You’ve heard of reaching for the Moon, but the White House’s Cancer Moonshot initiative aims to do more. The recently reignited initiative has set forth an ambitious goal: to reduce the cancer death rate by at least half by 2047—which would prevent more than 4 million deaths—and improve the lives of people diagnosed with cancer. Last week, the White House released a new fact sheet of actions to move the initiative forward, and the International Space Station (ISS) National Laboratory and NASA are highlighted as key players.
Achieving the lofty goals of the Cancer Moonshot will take cutting-edge technologies and innovative approaches supported by many individuals across academia, industry, and government. One of the actions listed by the White House is harnessing the ISS as a one-of-a-kind platform to advance cancer research and drug development.
Scientists are already leveraging the ISS National Lab to make significant strides in cancer research. In microgravity, reduced gravitational forces and exposure to elevated radiation levels provide a unique setting for conducting experiments in ways not possible on Earth. These conditions can help researchers better understand fundamental biological processes, including those related to cancer, leading to novel insights and potential breakthroughs. For example, biotechnology startup MicroQuin has used microgravity to study the process that transforms normal cells into cancer cells, and the Sanford Stem Cell Institute sent cancer stem cells to space twice to study factors that drive the growth of cancer cells.
To help advance the Cancer Moonshot initiative, the ISS National Lab is partnering with NASA’s Biological and Physical Sciences Division to fund cancer research and technology development onboard the orbiting lab.
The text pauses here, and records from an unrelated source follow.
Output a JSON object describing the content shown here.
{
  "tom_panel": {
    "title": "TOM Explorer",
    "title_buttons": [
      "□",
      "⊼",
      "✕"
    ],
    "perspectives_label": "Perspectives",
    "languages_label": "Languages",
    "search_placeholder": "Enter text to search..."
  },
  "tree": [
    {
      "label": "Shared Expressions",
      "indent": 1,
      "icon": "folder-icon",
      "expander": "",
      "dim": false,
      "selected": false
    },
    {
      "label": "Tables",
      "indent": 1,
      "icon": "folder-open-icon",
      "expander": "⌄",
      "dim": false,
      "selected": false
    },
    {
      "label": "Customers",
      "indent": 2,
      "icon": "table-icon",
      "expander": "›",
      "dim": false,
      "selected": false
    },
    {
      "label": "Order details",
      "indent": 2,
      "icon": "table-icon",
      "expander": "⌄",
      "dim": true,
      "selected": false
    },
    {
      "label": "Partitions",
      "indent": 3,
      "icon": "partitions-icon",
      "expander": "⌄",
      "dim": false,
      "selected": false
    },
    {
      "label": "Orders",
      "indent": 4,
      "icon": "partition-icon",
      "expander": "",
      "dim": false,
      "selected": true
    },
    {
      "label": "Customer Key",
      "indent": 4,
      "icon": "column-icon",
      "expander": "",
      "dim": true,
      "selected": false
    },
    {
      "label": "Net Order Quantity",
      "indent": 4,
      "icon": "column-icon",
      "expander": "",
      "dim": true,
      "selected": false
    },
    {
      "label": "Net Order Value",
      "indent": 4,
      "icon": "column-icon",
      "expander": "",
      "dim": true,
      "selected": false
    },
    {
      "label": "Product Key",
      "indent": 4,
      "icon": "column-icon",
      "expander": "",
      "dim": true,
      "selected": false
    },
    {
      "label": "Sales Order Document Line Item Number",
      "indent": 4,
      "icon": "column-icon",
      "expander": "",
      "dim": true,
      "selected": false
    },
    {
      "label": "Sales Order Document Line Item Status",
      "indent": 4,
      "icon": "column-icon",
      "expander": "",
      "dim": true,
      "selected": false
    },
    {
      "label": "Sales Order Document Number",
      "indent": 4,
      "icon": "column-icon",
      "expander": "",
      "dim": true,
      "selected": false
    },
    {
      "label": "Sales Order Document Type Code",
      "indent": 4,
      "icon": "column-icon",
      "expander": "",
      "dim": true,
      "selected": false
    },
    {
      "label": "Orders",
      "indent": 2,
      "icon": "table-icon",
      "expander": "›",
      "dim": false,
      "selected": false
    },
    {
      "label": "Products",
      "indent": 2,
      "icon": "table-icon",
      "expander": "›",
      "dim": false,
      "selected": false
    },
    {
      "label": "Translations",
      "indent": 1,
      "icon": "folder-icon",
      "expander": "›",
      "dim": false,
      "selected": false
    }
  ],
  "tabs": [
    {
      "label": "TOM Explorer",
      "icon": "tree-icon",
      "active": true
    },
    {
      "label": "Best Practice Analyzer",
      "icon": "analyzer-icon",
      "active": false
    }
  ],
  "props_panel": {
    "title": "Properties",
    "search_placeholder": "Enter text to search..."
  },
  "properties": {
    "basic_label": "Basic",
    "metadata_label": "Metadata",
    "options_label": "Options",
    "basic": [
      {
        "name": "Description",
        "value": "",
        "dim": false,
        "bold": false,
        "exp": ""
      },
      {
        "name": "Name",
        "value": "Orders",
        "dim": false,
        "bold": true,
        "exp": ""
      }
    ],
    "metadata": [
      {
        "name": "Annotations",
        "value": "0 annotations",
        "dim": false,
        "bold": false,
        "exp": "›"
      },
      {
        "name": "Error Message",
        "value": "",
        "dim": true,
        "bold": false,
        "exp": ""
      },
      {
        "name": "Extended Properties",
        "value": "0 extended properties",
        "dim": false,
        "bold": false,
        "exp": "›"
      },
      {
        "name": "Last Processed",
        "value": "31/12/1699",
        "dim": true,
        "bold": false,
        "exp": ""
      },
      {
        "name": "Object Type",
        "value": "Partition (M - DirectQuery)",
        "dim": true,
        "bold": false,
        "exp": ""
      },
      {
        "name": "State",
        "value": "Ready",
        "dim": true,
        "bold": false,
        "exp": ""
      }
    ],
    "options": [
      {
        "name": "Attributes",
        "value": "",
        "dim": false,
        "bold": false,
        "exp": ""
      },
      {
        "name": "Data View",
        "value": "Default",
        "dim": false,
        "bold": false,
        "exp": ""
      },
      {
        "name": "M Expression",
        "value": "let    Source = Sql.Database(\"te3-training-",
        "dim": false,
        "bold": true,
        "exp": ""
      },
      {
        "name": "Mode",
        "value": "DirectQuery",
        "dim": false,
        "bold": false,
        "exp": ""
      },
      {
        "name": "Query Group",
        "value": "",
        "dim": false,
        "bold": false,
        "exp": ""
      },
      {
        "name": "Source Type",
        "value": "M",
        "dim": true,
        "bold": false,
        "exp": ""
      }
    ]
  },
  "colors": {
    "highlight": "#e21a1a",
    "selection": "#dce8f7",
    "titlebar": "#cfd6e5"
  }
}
The recently released solicitation, Igniting Innovation: Science in Space to Cure Disease on Earth, will serve as a catalyst for groundbreaking cancer research on the space station. Projects will aim to improve cancer models, develop new treatments, broaden research advancements, foster new collaborations, and accelerate biomanufacturing in space.
ISS National Lab Chief Scientific Officer Michael Roberts said, “As the Cancer Moonshot initiative continues to inspire researchers in the fight against cancer, NASA and the ISS National Lab will leverage space to enable the nation to realize the ambitious goals set forth by the White House, offering hope to countless cancer patients and their families.”